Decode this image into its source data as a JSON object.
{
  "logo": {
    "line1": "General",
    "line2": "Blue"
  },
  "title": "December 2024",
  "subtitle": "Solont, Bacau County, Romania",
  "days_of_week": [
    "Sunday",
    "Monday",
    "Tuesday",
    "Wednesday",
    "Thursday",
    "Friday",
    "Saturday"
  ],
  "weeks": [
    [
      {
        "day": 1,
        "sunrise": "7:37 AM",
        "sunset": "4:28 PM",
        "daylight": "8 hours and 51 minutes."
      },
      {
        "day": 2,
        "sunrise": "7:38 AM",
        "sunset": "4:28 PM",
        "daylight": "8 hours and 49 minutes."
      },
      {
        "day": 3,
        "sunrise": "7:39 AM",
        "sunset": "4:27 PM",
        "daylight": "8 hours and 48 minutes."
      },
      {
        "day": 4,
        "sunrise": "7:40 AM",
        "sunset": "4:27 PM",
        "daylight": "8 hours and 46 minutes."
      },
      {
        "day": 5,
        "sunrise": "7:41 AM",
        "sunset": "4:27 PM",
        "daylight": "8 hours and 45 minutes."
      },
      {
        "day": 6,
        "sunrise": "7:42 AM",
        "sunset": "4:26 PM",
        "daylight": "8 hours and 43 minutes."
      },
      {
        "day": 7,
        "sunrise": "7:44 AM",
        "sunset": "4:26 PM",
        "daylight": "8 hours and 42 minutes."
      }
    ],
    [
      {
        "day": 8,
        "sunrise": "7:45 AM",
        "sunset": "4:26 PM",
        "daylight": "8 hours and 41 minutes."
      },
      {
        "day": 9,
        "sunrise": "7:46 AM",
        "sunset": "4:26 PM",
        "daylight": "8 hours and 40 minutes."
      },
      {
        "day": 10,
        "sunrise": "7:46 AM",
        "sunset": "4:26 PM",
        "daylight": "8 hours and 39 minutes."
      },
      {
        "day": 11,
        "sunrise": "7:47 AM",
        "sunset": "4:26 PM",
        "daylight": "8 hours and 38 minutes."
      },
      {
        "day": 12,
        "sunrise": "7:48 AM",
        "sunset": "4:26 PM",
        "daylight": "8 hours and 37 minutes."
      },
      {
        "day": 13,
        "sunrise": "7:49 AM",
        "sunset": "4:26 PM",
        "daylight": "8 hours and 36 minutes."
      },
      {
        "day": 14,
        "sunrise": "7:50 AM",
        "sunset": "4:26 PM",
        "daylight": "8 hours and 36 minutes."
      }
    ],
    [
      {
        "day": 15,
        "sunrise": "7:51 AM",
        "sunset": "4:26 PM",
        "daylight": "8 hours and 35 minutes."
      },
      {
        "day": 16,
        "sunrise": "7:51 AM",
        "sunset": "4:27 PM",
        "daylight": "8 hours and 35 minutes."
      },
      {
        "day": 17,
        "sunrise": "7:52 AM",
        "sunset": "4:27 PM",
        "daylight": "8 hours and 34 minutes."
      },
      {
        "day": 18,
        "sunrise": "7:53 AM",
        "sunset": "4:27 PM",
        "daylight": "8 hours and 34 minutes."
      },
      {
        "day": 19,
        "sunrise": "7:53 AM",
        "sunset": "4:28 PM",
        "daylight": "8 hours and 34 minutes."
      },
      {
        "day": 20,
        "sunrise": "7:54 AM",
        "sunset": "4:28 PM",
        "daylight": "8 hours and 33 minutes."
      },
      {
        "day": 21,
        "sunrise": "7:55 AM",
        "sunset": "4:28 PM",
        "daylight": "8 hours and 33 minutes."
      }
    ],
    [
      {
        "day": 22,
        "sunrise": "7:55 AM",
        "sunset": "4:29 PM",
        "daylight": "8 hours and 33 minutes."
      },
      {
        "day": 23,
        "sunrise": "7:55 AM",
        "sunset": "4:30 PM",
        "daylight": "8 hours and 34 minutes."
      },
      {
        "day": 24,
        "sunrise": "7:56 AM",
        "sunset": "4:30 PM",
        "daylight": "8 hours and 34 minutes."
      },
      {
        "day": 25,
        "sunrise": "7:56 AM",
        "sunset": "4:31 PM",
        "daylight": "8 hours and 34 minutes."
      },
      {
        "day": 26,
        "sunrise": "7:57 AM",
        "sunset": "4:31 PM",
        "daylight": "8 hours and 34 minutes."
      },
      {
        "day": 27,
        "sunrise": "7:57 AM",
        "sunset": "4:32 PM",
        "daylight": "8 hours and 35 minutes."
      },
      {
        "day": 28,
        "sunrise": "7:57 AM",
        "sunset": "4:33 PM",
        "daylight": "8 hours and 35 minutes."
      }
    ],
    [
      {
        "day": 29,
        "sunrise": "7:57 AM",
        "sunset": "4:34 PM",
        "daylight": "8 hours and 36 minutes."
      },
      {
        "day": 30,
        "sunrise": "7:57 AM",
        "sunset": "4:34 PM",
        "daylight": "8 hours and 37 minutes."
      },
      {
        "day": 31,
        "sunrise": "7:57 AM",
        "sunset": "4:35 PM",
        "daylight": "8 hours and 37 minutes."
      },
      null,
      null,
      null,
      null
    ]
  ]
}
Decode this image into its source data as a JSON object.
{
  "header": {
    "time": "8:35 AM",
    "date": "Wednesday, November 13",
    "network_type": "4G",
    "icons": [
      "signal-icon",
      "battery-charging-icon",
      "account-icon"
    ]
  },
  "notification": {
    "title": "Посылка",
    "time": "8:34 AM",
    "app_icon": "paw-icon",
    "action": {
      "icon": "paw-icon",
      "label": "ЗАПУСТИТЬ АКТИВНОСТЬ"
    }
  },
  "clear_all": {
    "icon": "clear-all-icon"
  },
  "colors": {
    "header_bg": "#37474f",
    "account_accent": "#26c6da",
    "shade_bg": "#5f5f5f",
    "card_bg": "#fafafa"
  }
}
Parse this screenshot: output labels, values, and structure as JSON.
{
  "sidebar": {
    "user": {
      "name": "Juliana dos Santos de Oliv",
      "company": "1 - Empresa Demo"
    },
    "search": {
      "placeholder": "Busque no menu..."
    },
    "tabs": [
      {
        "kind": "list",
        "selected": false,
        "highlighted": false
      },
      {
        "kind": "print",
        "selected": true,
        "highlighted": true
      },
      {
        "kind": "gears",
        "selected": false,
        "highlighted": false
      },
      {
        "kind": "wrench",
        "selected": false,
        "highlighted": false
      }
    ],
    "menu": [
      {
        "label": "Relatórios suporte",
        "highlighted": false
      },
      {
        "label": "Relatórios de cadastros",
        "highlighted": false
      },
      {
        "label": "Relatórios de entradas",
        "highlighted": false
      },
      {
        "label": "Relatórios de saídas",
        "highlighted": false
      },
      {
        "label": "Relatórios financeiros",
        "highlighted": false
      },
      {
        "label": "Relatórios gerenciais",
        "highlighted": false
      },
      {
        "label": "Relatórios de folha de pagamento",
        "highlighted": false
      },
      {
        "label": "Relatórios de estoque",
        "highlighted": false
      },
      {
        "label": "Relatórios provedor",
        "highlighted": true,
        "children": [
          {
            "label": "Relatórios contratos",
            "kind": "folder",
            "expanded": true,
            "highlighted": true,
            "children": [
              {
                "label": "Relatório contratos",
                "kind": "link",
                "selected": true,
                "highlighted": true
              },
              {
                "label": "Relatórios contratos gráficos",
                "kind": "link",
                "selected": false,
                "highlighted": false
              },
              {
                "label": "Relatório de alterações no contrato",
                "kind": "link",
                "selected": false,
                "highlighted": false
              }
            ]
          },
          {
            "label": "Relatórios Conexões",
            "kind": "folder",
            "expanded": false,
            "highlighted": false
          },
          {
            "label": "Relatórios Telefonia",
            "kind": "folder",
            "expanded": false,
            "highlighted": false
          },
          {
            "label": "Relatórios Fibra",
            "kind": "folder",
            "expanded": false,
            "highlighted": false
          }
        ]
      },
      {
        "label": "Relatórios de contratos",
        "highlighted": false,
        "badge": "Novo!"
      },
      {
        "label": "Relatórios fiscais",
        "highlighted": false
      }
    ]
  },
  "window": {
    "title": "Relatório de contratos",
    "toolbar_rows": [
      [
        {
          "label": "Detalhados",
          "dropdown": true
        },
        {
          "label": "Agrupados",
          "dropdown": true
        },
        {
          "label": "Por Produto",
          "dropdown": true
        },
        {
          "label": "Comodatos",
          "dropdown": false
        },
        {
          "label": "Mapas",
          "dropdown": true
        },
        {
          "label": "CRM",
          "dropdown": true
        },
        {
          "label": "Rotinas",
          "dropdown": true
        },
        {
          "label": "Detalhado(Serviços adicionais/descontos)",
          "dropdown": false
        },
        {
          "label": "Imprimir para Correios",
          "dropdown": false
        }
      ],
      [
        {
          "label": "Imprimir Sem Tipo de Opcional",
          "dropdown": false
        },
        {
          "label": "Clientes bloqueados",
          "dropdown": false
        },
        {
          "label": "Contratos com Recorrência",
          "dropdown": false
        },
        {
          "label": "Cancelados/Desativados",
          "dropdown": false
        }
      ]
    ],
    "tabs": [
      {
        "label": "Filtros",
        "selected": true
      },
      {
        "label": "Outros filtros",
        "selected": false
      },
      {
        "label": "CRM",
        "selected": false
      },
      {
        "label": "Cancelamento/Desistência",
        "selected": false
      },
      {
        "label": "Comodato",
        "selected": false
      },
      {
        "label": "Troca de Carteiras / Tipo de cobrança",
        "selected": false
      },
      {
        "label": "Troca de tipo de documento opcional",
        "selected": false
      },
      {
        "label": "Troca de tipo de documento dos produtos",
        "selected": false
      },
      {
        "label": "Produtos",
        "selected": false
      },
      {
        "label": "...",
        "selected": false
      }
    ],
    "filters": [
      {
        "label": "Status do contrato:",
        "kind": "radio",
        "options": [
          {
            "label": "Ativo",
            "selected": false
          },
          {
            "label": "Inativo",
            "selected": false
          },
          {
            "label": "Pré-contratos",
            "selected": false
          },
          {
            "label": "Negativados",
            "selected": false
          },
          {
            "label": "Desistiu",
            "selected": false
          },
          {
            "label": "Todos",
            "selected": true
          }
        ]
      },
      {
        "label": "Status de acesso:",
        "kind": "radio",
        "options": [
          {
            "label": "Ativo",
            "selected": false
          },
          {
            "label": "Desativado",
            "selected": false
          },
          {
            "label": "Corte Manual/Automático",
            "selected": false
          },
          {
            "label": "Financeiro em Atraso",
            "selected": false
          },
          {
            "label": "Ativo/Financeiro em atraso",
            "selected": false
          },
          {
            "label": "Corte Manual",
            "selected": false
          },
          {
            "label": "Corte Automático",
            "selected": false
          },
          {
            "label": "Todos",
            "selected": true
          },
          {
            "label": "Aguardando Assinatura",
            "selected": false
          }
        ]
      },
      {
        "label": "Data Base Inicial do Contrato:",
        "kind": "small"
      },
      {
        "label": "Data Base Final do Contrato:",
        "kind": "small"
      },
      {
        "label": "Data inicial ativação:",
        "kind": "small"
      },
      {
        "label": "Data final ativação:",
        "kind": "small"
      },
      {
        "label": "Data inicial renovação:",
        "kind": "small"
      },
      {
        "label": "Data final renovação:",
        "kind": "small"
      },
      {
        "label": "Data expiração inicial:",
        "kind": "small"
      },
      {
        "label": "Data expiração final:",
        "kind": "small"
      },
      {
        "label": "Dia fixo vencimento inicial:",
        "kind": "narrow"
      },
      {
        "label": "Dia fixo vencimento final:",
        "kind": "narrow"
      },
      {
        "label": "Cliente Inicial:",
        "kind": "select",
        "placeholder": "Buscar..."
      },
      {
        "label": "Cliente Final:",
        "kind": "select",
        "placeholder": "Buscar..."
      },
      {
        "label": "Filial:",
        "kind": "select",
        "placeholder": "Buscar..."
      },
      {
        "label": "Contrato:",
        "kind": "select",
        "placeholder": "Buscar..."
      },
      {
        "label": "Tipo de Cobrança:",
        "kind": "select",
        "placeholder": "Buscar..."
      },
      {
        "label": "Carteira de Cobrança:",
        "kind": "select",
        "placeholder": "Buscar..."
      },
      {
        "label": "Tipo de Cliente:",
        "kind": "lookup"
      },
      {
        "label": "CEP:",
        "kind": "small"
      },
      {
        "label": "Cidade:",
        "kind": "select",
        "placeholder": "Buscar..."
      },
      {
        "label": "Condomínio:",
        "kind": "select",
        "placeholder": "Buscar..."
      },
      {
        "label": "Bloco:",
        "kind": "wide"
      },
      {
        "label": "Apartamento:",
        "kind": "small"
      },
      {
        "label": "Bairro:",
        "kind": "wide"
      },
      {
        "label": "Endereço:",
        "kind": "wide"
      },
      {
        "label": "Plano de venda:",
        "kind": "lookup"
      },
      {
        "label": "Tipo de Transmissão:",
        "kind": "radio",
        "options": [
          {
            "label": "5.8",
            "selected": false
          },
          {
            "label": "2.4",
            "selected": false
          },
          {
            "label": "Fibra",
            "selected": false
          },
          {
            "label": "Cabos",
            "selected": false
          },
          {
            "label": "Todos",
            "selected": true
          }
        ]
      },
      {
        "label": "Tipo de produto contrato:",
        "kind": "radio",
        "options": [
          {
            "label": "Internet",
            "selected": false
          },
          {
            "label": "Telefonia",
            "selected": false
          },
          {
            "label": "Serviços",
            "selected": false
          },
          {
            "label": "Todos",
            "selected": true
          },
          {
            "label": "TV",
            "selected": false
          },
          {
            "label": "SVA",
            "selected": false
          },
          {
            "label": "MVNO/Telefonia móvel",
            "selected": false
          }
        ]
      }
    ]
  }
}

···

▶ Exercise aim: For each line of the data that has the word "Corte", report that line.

▶ Result for this task:
            "label": "Corte Manual/Automático",
            "label": "Corte Manual",
            "label": "Corte Automático",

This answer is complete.